With increased regulatory pressure, ever-changing financial conditions, and unique PR exposures, directors and officers (D&O) insurance protects individual executives at the helm of on-demand operations. As standout coverage, D&O protects the company and its executives from particular claims made against them. Coverage includes defense against specific lawsuits and any subsequent judgment or settlement.
Navigating Ever-Changing Regulations
New technology, such as cloning and protein engineering, emboldens the biotech industry by keeping the engine of innovation purring. Instead of depending on traditional chemical compounds to produce new drugs, many biotech companies opt for the highly regulated and uncharted route of transformation.
While blazing a trail is revolutionary, it’s challenging to comply with laws and regulations that are continually changing. Plus, some rules are heavily outdated. Non-compliance means paying fines, fees, and penalties. Insurance supports biotech’s innovative approach by keeping a step in front of the regulatory bodies.
Safeguarding Developmental Models
During the R&D phase and clinical trial stages, biotech companies use state-of-the-art equipment to develop novel treatments. Most of the time, this high-end equipment is fragile and not easily replaced — but productivity slows or ends without it. The insurance world understands the unique risks of biotech’s development model and offers solutions to help secure ongoing production. By providing reimbursement for the covered property that was damaged or stolen, insurance can also help maintain success.
Biotech companies face a plethora of safety concerns, including exposure to harmful chemicals, conducting dangerous experiments, and more. Although the biotech industry strives for momentum — launching products, sustaining growth, securing funding, etc. — maintaining safety must remain a priority.

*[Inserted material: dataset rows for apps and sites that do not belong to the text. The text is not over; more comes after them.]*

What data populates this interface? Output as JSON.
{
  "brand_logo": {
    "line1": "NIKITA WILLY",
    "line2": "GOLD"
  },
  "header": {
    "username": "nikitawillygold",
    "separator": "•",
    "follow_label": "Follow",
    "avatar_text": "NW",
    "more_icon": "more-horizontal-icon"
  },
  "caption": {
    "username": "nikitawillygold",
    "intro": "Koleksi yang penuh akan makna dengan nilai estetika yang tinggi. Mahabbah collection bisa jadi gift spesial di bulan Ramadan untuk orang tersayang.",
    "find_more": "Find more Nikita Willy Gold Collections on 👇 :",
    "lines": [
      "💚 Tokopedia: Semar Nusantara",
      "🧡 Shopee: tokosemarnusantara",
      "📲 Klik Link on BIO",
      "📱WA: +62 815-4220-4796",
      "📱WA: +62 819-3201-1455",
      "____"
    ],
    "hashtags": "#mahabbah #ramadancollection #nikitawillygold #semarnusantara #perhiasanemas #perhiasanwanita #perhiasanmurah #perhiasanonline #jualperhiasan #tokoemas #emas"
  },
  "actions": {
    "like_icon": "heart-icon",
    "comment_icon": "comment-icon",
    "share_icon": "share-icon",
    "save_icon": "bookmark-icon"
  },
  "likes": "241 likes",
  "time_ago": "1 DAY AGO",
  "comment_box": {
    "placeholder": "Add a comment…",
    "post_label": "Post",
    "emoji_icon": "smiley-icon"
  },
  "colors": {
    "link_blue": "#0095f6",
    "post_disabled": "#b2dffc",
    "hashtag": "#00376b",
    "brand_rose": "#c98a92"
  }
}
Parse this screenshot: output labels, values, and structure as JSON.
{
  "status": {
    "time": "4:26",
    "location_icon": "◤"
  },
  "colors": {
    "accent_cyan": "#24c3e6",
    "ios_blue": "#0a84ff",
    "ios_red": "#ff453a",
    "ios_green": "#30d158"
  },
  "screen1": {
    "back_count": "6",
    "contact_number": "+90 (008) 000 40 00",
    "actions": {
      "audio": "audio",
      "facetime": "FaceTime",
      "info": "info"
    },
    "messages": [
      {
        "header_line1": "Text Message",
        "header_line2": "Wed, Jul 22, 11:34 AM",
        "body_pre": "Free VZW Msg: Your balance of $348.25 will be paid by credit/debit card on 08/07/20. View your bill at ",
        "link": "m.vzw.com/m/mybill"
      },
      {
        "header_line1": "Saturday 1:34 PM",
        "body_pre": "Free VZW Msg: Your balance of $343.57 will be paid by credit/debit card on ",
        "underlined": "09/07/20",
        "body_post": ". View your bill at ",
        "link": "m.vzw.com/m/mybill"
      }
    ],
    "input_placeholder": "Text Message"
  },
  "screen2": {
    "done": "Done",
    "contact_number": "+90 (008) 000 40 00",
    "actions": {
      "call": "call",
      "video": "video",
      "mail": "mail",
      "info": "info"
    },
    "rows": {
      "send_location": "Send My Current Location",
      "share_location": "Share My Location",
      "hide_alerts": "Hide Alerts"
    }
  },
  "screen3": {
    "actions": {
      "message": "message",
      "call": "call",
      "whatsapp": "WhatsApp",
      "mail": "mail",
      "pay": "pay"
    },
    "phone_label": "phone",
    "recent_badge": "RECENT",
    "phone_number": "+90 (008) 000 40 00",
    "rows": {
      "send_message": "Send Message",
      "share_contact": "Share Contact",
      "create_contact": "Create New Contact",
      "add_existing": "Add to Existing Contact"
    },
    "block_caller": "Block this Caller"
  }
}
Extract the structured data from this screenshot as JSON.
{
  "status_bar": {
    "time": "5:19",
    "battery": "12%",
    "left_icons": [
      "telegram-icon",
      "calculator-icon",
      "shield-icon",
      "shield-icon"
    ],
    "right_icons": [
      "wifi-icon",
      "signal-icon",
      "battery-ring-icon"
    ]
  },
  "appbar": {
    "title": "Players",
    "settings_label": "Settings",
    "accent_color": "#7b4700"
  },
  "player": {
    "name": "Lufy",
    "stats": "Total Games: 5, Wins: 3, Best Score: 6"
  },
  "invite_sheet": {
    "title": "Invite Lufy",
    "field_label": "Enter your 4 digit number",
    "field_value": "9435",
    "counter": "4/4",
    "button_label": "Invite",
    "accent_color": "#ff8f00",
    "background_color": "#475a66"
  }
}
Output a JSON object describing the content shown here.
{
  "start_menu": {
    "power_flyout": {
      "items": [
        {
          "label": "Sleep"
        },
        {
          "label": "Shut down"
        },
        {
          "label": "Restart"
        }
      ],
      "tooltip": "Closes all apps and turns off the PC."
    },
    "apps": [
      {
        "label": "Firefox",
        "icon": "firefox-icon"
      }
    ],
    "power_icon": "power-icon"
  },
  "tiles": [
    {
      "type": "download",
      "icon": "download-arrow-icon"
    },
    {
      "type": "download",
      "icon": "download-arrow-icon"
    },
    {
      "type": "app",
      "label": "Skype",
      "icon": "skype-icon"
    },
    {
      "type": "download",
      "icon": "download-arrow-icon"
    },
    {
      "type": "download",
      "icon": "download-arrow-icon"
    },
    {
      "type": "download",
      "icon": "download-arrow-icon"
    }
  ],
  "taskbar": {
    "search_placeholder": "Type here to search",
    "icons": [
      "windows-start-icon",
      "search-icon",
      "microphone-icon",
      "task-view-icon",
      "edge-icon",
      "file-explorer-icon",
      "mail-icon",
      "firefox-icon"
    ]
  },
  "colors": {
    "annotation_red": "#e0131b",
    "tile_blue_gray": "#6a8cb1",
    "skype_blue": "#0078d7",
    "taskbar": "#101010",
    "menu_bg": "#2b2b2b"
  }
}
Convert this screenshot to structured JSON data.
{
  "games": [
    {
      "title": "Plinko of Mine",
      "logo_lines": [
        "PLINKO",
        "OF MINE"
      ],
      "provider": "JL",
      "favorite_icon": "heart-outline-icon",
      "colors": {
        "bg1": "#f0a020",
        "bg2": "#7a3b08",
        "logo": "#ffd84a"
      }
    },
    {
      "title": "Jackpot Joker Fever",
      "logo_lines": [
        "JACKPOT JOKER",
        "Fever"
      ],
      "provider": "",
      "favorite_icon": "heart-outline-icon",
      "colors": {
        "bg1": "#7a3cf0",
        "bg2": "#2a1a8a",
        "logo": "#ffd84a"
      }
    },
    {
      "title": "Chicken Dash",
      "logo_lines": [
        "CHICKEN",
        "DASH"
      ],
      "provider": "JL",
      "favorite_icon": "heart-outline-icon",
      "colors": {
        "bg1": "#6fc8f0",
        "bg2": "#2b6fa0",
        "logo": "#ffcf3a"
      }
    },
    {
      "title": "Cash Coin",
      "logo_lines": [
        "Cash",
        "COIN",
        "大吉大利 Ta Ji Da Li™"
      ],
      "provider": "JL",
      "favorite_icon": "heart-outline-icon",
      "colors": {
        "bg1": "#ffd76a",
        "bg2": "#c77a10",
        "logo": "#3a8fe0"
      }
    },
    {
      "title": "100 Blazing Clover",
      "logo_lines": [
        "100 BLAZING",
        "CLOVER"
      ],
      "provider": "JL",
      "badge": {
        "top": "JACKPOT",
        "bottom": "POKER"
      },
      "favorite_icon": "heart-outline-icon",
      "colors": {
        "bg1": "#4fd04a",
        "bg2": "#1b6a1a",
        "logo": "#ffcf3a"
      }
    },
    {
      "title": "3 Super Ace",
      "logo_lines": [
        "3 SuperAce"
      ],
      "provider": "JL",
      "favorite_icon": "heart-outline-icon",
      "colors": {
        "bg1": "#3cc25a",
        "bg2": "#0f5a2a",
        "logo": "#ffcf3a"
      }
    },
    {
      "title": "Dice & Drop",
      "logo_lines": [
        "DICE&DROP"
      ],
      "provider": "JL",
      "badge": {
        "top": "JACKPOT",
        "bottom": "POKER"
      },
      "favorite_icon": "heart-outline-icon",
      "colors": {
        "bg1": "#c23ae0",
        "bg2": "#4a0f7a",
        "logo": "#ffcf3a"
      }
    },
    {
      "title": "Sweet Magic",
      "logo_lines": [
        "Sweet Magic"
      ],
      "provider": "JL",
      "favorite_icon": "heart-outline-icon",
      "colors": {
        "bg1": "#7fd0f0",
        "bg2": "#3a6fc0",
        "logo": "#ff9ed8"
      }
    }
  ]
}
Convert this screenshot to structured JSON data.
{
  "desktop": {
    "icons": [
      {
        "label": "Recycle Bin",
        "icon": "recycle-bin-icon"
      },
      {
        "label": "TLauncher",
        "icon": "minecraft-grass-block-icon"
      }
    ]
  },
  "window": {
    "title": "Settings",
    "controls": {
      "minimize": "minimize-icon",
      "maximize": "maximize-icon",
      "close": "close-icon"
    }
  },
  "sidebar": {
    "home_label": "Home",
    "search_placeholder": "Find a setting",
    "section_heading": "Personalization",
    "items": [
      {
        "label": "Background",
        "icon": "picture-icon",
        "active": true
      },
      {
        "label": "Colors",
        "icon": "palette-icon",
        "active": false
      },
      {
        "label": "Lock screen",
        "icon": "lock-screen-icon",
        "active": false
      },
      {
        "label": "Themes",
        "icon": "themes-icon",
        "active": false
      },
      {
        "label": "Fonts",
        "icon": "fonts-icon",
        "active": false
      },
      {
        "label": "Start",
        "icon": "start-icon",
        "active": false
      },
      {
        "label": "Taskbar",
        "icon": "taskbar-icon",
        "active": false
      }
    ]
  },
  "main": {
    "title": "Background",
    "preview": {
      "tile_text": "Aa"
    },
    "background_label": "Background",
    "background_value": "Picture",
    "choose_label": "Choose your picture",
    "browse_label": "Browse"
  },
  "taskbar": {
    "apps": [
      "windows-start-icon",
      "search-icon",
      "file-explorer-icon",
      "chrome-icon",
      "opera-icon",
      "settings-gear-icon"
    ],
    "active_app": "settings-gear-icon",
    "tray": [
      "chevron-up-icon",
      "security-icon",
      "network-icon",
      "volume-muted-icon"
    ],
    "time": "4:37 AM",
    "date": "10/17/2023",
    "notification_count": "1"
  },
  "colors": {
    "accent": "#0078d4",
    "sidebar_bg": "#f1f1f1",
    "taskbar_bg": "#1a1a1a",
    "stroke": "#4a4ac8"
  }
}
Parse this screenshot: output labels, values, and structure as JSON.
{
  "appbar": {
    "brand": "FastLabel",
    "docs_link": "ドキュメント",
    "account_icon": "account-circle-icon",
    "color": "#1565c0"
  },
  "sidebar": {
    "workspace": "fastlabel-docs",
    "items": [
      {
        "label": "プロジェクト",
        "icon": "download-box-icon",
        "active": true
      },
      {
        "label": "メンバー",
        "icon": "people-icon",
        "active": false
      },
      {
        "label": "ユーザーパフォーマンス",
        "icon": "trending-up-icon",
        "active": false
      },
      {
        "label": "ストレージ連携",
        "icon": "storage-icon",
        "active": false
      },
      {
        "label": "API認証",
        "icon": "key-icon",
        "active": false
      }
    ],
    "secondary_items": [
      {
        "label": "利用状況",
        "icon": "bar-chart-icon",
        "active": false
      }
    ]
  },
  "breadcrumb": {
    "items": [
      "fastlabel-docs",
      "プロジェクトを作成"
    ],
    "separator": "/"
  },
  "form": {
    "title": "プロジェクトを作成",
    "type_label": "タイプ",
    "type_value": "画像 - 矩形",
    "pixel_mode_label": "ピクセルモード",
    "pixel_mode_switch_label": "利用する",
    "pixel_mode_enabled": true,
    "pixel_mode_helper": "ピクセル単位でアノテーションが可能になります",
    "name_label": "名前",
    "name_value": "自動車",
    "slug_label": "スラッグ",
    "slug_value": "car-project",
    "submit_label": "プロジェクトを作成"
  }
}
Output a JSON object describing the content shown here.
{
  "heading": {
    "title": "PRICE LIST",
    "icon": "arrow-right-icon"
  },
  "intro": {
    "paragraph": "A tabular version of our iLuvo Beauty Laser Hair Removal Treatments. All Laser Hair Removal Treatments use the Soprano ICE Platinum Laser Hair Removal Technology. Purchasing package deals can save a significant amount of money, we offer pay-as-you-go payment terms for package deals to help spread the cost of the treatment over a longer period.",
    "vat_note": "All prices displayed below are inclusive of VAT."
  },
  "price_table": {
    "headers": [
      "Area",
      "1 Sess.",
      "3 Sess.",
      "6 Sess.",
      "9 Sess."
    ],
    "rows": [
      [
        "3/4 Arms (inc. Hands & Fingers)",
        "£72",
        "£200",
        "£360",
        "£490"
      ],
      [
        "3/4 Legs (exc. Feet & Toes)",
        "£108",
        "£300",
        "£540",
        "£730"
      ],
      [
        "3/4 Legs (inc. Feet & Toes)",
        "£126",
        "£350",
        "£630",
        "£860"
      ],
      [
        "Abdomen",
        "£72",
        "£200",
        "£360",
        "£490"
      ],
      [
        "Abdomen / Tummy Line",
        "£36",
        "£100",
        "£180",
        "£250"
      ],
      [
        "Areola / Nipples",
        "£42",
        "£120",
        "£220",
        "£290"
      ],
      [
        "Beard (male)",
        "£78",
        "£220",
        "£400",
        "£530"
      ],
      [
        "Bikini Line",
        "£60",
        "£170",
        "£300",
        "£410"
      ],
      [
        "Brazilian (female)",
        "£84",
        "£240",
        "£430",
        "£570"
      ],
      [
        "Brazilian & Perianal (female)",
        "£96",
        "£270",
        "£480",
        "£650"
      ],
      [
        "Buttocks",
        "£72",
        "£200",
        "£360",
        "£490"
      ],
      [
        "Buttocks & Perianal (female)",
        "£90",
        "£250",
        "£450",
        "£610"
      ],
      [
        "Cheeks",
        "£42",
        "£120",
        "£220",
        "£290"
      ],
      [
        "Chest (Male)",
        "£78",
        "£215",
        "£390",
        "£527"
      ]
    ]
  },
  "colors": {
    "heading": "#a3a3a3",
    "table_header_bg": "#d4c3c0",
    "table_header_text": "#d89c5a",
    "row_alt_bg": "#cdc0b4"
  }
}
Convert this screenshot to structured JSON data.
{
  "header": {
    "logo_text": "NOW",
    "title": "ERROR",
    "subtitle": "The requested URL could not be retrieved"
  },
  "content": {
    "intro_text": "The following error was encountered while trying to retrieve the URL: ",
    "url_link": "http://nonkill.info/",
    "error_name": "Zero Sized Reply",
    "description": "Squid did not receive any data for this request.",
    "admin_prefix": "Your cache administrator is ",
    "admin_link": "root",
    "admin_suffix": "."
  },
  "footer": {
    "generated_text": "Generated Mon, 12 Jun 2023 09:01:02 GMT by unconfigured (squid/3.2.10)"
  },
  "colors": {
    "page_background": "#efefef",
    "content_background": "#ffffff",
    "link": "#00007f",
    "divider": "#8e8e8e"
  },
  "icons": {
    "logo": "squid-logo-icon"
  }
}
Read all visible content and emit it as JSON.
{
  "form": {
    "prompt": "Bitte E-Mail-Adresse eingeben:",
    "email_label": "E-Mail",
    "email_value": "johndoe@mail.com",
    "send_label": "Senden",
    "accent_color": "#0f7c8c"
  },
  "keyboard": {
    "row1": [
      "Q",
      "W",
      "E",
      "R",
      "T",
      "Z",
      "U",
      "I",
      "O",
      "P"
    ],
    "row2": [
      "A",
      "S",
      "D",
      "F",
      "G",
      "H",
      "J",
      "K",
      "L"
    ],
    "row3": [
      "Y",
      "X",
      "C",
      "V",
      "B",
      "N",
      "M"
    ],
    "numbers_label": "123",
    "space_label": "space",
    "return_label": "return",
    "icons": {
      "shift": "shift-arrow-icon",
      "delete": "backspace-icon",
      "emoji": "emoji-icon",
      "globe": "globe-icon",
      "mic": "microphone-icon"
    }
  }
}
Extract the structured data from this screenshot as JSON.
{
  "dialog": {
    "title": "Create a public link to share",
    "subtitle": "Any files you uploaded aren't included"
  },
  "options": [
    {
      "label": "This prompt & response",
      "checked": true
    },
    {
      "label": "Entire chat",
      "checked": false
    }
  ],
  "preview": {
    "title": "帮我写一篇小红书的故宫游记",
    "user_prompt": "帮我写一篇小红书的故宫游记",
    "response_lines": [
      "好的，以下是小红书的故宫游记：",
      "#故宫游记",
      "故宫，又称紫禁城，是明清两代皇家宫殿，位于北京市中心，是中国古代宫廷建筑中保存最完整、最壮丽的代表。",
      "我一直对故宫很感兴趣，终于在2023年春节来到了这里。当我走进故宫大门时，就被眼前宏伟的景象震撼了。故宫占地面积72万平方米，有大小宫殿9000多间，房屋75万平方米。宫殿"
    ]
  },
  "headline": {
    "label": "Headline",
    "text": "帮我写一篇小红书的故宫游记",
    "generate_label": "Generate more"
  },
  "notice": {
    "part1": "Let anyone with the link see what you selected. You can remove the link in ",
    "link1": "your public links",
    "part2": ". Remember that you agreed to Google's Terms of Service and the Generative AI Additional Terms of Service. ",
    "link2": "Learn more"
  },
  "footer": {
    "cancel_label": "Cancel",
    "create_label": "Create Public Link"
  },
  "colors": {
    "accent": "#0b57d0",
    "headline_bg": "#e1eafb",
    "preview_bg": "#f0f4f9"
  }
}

Otherwise, getting sidetracked by lawsuits, clinical hold-ups, and safety compliance issues are a genuine reality for biotech companies. Insurance carriers recognize the mass amounts of safety concerns the biotech industry faces regularly. Through several policies, insurers offer current solutions for sticky situations.
Securing Clinical Trials
Clinical trials involve significantly more patients now then they did a decade or more ago. Moreover, researchers gather digital information from each patient, storing it in digital files. With cybersecurity, the highest priority, insurers offer coverage to protect digital health records and personal data during clinical trials. This approach helps to secure the momentum of the clinical trials process.